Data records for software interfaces
== == ==
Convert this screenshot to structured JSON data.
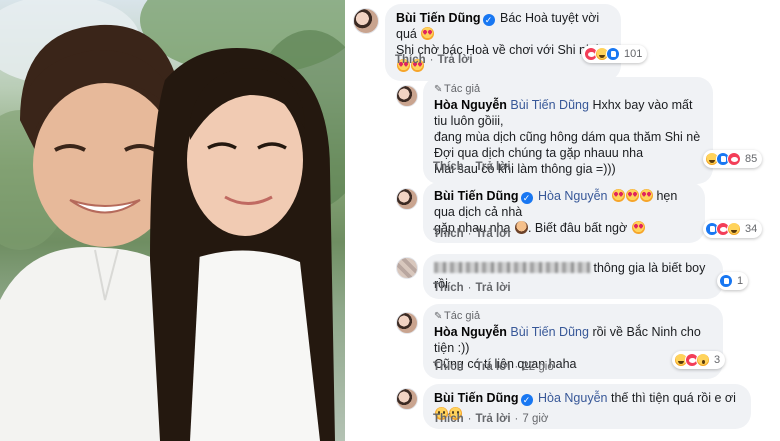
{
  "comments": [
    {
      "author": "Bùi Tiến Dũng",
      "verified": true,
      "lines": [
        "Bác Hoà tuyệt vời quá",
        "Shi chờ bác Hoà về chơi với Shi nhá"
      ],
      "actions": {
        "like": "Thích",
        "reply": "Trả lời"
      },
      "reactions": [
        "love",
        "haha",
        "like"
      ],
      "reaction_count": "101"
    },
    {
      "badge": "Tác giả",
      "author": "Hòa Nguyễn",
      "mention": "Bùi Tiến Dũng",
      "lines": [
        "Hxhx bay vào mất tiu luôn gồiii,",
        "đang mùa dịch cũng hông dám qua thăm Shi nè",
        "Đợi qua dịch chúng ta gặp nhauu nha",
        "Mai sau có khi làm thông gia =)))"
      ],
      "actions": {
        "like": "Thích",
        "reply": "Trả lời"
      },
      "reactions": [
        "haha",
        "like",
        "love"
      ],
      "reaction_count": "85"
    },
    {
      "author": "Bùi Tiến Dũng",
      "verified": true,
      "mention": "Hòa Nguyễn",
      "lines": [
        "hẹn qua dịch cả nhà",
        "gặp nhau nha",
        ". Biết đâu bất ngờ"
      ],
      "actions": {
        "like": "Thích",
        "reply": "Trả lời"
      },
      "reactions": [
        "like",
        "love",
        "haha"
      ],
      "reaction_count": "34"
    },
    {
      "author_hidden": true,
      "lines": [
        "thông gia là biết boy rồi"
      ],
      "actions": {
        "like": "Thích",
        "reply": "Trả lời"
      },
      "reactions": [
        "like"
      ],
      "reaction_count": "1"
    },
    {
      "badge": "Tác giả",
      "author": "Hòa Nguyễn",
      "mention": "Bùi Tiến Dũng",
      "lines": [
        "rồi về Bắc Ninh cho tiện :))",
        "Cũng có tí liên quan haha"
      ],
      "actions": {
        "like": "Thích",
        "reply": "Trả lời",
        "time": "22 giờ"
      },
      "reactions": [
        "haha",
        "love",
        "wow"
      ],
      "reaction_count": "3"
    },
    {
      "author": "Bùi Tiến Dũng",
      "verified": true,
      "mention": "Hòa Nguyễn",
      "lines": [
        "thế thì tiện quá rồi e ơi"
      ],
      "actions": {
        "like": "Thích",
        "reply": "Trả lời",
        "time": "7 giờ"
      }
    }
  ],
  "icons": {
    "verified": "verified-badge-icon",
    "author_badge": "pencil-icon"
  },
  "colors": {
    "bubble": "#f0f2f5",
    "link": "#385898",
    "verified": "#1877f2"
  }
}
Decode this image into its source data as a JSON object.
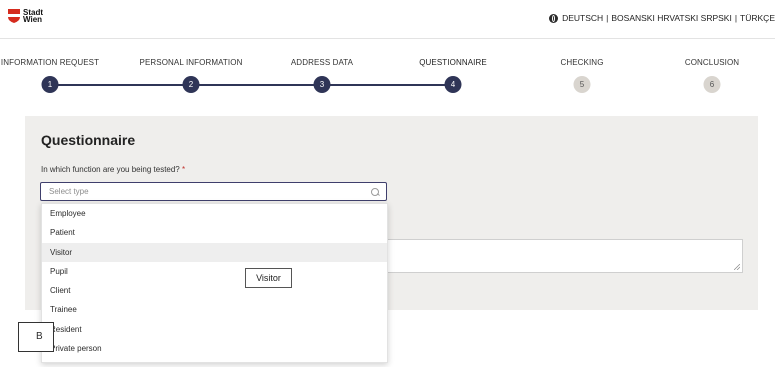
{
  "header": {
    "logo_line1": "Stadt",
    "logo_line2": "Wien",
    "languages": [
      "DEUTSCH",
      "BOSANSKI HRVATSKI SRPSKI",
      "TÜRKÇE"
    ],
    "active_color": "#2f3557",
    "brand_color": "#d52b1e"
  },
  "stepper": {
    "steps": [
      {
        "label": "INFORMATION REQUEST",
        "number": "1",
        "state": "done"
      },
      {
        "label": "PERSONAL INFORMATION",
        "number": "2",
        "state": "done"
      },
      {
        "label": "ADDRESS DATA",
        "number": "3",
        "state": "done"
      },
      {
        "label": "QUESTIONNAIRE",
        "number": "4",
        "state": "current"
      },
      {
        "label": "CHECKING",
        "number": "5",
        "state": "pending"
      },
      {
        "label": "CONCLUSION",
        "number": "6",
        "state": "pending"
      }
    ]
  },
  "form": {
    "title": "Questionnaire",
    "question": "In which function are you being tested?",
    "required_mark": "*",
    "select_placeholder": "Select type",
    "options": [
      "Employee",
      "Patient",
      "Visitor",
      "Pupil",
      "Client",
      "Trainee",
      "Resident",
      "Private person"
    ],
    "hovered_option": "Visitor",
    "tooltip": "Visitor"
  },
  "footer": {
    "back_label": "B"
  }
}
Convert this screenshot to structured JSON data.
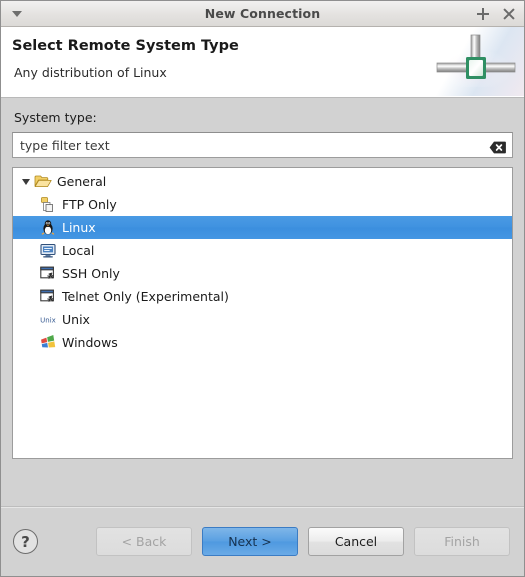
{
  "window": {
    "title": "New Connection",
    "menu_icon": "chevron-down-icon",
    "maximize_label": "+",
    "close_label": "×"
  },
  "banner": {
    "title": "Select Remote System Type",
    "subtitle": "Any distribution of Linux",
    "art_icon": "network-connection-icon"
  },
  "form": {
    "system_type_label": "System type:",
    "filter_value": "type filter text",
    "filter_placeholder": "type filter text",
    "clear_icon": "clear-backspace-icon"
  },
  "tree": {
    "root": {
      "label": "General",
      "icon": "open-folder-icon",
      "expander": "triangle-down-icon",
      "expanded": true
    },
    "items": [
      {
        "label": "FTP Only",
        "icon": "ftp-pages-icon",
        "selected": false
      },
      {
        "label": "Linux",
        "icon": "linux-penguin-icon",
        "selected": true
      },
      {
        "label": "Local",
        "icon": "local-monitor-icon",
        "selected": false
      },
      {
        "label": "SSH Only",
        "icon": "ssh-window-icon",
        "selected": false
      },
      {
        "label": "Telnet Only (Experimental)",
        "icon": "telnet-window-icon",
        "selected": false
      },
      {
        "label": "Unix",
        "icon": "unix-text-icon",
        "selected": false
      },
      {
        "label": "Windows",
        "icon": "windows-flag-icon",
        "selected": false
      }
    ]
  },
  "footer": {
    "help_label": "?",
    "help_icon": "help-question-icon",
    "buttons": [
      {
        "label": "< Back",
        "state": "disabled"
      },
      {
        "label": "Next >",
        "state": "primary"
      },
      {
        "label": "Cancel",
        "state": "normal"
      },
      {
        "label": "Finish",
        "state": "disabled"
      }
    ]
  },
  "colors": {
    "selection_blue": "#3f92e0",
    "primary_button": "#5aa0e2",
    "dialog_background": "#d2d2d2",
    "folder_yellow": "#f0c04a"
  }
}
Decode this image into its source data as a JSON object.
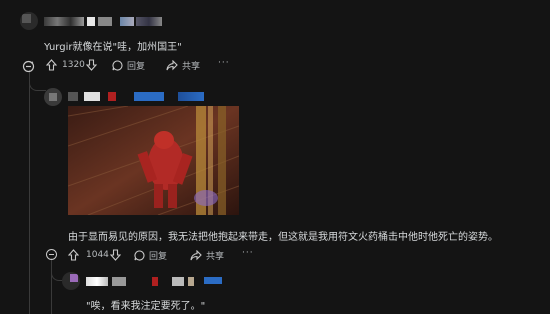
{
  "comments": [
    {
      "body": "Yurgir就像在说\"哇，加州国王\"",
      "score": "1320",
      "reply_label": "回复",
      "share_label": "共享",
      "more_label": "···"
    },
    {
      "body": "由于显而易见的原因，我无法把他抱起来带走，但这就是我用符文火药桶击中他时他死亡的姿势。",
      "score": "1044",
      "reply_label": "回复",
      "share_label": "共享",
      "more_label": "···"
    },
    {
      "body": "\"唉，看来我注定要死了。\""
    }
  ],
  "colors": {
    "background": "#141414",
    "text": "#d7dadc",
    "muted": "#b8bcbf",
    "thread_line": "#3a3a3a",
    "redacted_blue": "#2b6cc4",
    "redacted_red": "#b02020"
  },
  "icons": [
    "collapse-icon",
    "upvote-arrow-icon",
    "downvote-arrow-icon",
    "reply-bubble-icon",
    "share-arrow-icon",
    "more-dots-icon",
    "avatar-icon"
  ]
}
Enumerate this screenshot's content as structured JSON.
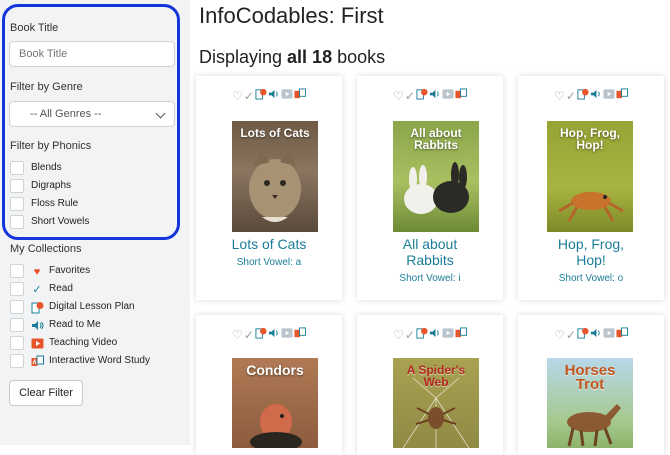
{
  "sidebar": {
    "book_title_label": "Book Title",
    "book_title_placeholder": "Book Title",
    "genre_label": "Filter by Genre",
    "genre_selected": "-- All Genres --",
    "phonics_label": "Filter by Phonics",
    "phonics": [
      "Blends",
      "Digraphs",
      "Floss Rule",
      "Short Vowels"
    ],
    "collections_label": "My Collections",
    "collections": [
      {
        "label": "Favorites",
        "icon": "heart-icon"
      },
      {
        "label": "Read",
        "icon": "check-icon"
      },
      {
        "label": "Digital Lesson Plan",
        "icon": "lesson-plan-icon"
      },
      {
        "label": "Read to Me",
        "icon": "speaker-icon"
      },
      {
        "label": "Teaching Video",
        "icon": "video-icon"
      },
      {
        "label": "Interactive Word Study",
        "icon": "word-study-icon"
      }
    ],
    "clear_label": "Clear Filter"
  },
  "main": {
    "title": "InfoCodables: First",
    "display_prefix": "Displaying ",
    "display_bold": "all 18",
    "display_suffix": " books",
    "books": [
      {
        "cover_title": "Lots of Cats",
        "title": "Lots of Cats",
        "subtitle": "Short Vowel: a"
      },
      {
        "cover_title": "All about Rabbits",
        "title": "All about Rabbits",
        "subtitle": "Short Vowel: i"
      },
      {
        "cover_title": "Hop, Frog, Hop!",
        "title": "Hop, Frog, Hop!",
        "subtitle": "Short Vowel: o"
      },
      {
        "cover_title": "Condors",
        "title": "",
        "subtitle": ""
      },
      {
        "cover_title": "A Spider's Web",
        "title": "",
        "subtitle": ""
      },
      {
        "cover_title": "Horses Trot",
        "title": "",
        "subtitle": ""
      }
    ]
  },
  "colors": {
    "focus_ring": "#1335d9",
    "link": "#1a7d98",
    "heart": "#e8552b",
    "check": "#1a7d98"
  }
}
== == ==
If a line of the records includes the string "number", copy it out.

        "number": "1",
        "number": "2",
        "number": "3",
        "number": "4",
        "number": "5",
        "number": "6",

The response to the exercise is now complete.